>>>>

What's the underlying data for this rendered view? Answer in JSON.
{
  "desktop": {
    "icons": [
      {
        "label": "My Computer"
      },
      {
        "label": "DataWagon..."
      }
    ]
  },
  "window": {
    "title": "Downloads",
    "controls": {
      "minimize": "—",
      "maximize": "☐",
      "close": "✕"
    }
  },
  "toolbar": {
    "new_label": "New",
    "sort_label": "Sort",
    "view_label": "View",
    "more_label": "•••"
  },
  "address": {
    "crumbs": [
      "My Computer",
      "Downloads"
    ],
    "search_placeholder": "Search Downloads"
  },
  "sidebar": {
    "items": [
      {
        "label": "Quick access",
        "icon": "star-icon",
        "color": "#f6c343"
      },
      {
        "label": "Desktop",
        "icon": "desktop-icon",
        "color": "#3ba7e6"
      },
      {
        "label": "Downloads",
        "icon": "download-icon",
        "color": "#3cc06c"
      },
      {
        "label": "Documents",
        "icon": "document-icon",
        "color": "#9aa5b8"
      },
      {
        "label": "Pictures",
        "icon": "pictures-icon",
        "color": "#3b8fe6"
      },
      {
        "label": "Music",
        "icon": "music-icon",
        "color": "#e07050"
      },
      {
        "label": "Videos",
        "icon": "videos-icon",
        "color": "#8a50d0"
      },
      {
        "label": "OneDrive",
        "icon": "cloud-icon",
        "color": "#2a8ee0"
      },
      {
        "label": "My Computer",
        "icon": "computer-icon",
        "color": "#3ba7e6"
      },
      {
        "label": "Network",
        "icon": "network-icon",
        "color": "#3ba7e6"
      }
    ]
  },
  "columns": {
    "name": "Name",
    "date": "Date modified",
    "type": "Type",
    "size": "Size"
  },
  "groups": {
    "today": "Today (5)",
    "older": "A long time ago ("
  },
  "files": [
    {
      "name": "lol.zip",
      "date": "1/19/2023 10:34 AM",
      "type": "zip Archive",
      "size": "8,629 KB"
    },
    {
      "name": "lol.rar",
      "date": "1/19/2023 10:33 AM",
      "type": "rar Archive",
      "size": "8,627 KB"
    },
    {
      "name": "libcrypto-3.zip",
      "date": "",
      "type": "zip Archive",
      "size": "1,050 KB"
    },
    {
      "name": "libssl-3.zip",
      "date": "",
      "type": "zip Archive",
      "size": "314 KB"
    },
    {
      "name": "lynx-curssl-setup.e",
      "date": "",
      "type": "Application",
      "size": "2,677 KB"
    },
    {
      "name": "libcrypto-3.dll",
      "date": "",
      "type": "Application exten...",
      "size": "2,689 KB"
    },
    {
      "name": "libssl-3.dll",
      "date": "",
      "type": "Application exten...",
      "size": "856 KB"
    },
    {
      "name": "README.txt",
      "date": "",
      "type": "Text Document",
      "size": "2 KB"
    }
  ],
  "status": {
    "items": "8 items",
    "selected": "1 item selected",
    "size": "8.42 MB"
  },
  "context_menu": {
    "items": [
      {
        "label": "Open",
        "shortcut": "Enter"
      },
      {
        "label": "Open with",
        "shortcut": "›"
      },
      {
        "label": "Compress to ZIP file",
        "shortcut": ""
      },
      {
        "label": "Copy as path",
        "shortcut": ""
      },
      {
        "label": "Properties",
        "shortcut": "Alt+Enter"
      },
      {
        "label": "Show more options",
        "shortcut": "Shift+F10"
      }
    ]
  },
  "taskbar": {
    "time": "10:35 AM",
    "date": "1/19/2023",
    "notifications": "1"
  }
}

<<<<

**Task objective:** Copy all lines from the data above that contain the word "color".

**Written reply:**
        "color": "#f6c343"
        "color": "#3ba7e6"
        "color": "#3cc06c"
        "color": "#9aa5b8"
        "color": "#3b8fe6"
        "color": "#e07050"
        "color": "#8a50d0"
        "color": "#2a8ee0"
        "color": "#3ba7e6"
        "color": "#3ba7e6"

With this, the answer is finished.